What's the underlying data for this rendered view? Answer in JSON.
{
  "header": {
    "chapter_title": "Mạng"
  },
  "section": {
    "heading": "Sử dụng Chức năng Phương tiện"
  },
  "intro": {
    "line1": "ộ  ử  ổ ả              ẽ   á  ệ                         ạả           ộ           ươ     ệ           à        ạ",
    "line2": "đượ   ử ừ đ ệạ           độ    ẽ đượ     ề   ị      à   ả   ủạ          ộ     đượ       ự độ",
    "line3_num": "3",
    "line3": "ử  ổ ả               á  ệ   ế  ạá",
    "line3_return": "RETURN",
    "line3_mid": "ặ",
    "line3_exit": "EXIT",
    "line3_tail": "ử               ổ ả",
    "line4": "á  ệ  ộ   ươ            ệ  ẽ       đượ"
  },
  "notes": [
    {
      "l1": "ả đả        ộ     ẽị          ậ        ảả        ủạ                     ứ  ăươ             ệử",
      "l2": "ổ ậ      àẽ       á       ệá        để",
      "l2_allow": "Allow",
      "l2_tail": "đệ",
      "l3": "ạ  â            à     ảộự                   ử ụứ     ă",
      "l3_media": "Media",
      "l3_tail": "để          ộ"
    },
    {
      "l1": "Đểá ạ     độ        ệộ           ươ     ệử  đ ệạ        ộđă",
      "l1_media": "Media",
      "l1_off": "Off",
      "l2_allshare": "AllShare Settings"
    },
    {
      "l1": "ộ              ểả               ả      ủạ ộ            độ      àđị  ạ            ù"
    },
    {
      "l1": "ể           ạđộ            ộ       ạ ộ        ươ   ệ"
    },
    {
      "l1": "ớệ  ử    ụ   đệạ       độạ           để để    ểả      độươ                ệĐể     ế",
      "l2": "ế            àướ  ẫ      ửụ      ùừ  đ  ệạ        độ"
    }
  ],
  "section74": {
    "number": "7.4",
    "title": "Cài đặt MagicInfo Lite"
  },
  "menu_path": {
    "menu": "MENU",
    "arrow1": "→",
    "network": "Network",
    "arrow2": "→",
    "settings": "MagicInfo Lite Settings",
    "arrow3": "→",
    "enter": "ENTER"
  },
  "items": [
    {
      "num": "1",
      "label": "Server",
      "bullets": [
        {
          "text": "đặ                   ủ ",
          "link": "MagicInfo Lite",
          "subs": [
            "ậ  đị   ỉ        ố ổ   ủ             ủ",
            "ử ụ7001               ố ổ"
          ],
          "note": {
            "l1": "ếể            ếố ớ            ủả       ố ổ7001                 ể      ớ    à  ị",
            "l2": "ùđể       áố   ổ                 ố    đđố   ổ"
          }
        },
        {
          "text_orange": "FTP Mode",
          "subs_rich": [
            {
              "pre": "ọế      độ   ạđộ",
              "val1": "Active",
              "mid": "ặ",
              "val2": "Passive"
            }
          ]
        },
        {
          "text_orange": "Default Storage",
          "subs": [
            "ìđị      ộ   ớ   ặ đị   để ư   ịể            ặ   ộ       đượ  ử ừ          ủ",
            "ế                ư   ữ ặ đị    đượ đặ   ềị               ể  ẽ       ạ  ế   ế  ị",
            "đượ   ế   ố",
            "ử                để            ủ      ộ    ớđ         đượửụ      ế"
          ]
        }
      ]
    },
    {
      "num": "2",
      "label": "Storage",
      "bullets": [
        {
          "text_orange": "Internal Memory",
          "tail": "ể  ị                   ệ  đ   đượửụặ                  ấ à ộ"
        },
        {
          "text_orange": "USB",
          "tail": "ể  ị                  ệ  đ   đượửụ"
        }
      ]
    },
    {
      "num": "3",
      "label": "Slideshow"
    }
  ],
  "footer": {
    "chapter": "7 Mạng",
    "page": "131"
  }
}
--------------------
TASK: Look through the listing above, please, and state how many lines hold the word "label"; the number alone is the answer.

ANSWER FOR THIS EXERCISE: 3